### Dataset rows describing interfaces
>>>

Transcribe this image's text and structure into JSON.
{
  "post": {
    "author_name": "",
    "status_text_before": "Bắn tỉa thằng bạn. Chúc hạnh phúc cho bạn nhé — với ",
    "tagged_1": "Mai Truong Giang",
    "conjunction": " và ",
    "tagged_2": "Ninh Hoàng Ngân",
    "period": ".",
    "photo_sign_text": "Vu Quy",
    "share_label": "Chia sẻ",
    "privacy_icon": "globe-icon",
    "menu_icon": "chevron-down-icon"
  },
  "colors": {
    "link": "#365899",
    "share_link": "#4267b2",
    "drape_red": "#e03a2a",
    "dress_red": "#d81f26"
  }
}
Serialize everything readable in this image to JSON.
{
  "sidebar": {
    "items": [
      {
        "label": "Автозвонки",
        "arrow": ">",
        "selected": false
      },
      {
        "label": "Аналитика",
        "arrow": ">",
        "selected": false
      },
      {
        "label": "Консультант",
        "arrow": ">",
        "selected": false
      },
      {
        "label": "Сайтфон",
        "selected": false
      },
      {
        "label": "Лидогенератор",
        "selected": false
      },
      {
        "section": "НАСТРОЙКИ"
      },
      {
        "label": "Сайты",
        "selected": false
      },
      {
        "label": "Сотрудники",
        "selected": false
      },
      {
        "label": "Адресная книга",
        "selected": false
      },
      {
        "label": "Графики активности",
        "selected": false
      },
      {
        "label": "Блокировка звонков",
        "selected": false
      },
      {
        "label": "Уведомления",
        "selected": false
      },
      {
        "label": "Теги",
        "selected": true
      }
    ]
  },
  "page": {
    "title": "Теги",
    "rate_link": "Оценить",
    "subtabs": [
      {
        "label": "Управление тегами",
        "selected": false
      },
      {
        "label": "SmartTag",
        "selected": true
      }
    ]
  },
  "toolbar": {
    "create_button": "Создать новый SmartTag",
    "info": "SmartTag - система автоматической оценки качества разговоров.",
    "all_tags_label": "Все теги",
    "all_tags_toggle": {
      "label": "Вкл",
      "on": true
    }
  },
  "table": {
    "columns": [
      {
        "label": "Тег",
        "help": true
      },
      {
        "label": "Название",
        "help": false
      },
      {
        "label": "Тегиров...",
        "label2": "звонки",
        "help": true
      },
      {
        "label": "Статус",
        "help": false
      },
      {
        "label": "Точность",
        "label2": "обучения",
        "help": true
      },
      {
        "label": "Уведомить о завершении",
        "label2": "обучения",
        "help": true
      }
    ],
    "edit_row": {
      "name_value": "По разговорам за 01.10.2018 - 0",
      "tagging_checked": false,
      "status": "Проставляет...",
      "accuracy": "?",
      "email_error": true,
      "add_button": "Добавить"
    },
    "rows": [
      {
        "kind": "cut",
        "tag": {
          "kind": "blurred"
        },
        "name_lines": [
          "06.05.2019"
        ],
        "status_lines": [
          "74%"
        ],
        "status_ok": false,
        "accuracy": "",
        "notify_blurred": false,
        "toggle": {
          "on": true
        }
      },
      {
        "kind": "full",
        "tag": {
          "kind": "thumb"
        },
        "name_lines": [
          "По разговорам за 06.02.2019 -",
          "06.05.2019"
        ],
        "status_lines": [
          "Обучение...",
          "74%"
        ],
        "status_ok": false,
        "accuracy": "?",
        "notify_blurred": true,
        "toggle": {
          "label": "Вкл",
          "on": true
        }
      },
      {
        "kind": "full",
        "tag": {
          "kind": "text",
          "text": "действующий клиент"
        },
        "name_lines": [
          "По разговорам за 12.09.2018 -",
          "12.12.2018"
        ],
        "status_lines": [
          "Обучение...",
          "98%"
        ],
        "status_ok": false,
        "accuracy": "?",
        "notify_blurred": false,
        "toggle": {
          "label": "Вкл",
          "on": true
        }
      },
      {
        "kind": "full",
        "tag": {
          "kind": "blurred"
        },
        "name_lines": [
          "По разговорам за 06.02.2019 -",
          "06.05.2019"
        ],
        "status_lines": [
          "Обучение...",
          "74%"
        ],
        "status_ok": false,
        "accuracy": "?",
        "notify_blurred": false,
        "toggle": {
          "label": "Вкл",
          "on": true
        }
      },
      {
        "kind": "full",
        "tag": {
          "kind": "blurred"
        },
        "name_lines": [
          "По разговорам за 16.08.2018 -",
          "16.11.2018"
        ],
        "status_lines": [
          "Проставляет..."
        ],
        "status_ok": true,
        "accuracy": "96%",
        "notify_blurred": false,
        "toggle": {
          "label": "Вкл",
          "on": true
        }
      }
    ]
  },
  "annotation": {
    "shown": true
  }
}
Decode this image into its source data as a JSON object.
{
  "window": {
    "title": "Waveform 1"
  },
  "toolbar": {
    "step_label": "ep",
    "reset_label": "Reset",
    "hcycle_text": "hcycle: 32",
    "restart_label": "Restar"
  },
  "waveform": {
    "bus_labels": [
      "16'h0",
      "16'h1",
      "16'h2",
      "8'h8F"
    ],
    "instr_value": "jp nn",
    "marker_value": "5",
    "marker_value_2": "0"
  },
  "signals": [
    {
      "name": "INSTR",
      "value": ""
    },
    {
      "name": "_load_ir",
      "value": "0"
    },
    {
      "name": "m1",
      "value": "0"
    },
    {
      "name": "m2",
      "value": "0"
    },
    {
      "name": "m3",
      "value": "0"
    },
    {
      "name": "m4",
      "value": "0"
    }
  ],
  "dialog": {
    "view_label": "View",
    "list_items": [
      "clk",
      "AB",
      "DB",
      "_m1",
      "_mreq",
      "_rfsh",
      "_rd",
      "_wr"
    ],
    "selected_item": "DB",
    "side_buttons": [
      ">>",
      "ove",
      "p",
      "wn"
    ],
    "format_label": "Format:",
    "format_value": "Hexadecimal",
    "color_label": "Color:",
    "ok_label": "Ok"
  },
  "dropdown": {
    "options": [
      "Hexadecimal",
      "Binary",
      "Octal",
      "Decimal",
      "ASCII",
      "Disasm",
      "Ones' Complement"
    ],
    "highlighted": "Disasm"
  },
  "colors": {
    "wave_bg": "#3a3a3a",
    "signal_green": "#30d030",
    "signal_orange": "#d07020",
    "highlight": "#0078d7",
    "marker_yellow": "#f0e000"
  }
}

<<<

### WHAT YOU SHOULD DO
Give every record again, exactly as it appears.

### OUTPUT
Transcribe this image's text and structure into JSON.
{
  "post": {
    "author_name": "",
    "status_text_before": "Bắn tỉa thằng bạn. Chúc hạnh phúc cho bạn nhé — với ",
    "tagged_1": "Mai Truong Giang",
    "conjunction": " và ",
    "tagged_2": "Ninh Hoàng Ngân",
    "period": ".",
    "photo_sign_text": "Vu Quy",
    "share_label": "Chia sẻ",
    "privacy_icon": "globe-icon",
    "menu_icon": "chevron-down-icon"
  },
  "colors": {
    "link": "#365899",
    "share_link": "#4267b2",
    "drape_red": "#e03a2a",
    "dress_red": "#d81f26"
  }
}
Serialize everything readable in this image to JSON.
{
  "sidebar": {
    "items": [
      {
        "label": "Автозвонки",
        "arrow": ">",
        "selected": false
      },
      {
        "label": "Аналитика",
        "arrow": ">",
        "selected": false
      },
      {
        "label": "Консультант",
        "arrow": ">",
        "selected": false
      },
      {
        "label": "Сайтфон",
        "selected": false
      },
      {
        "label": "Лидогенератор",
        "selected": false
      },
      {
        "section": "НАСТРОЙКИ"
      },
      {
        "label": "Сайты",
        "selected": false
      },
      {
        "label": "Сотрудники",
        "selected": false
      },
      {
        "label": "Адресная книга",
        "selected": false
      },
      {
        "label": "Графики активности",
        "selected": false
      },
      {
        "label": "Блокировка звонков",
        "selected": false
      },
      {
        "label": "Уведомления",
        "selected": false
      },
      {
        "label": "Теги",
        "selected": true
      }
    ]
  },
  "page": {
    "title": "Теги",
    "rate_link": "Оценить",
    "subtabs": [
      {
        "label": "Управление тегами",
        "selected": false
      },
      {
        "label": "SmartTag",
        "selected": true
      }
    ]
  },
  "toolbar": {
    "create_button": "Создать новый SmartTag",
    "info": "SmartTag - система автоматической оценки качества разговоров.",
    "all_tags_label": "Все теги",
    "all_tags_toggle": {
      "label": "Вкл",
      "on": true
    }
  },
  "table": {
    "columns": [
      {
        "label": "Тег",
        "help": true
      },
      {
        "label": "Название",
        "help": false
      },
      {
        "label": "Тегиров...",
        "label2": "звонки",
        "help": true
      },
      {
        "label": "Статус",
        "help": false
      },
      {
        "label": "Точность",
        "label2": "обучения",
        "help": true
      },
      {
        "label": "Уведомить о завершении",
        "label2": "обучения",
        "help": true
      }
    ],
    "edit_row": {
      "name_value": "По разговорам за 01.10.2018 - 0",
      "tagging_checked": false,
      "status": "Проставляет...",
      "accuracy": "?",
      "email_error": true,
      "add_button": "Добавить"
    },
    "rows": [
      {
        "kind": "cut",
        "tag": {
          "kind": "blurred"
        },
        "name_lines": [
          "06.05.2019"
        ],
        "status_lines": [
          "74%"
        ],
        "status_ok": false,
        "accuracy": "",
        "notify_blurred": false,
        "toggle": {
          "on": true
        }
      },
      {
        "kind": "full",
        "tag": {
          "kind": "thumb"
        },
        "name_lines": [
          "По разговорам за 06.02.2019 -",
          "06.05.2019"
        ],
        "status_lines": [
          "Обучение...",
          "74%"
        ],
        "status_ok": false,
        "accuracy": "?",
        "notify_blurred": true,
        "toggle": {
          "label": "Вкл",
          "on": true
        }
      },
      {
        "kind": "full",
        "tag": {
          "kind": "text",
          "text": "действующий клиент"
        },
        "name_lines": [
          "По разговорам за 12.09.2018 -",
          "12.12.2018"
        ],
        "status_lines": [
          "Обучение...",
          "98%"
        ],
        "status_ok": false,
        "accuracy": "?",
        "notify_blurred": false,
        "toggle": {
          "label": "Вкл",
          "on": true
        }
      },
      {
        "kind": "full",
        "tag": {
          "kind": "blurred"
        },
        "name_lines": [
          "По разговорам за 06.02.2019 -",
          "06.05.2019"
        ],
        "status_lines": [
          "Обучение...",
          "74%"
        ],
        "status_ok": false,
        "accuracy": "?",
        "notify_blurred": false,
        "toggle": {
          "label": "Вкл",
          "on": true
        }
      },
      {
        "kind": "full",
        "tag": {
          "kind": "blurred"
        },
        "name_lines": [
          "По разговорам за 16.08.2018 -",
          "16.11.2018"
        ],
        "status_lines": [
          "Проставляет..."
        ],
        "status_ok": true,
        "accuracy": "96%",
        "notify_blurred": false,
        "toggle": {
          "label": "Вкл",
          "on": true
        }
      }
    ]
  },
  "annotation": {
    "shown": true
  }
}
Decode this image into its source data as a JSON object.
{
  "window": {
    "title": "Waveform 1"
  },
  "toolbar": {
    "step_label": "ep",
    "reset_label": "Reset",
    "hcycle_text": "hcycle: 32",
    "restart_label": "Restar"
  },
  "waveform": {
    "bus_labels": [
      "16'h0",
      "16'h1",
      "16'h2",
      "8'h8F"
    ],
    "instr_value": "jp nn",
    "marker_value": "5",
    "marker_value_2": "0"
  },
  "signals": [
    {
      "name": "INSTR",
      "value": ""
    },
    {
      "name": "_load_ir",
      "value": "0"
    },
    {
      "name": "m1",
      "value": "0"
    },
    {
      "name": "m2",
      "value": "0"
    },
    {
      "name": "m3",
      "value": "0"
    },
    {
      "name": "m4",
      "value": "0"
    }
  ],
  "dialog": {
    "view_label": "View",
    "list_items": [
      "clk",
      "AB",
      "DB",
      "_m1",
      "_mreq",
      "_rfsh",
      "_rd",
      "_wr"
    ],
    "selected_item": "DB",
    "side_buttons": [
      ">>",
      "ove",
      "p",
      "wn"
    ],
    "format_label": "Format:",
    "format_value": "Hexadecimal",
    "color_label": "Color:",
    "ok_label": "Ok"
  },
  "dropdown": {
    "options": [
      "Hexadecimal",
      "Binary",
      "Octal",
      "Decimal",
      "ASCII",
      "Disasm",
      "Ones' Complement"
    ],
    "highlighted": "Disasm"
  },
  "colors": {
    "wave_bg": "#3a3a3a",
    "signal_green": "#30d030",
    "signal_orange": "#d07020",
    "highlight": "#0078d7",
    "marker_yellow": "#f0e000"
  }
}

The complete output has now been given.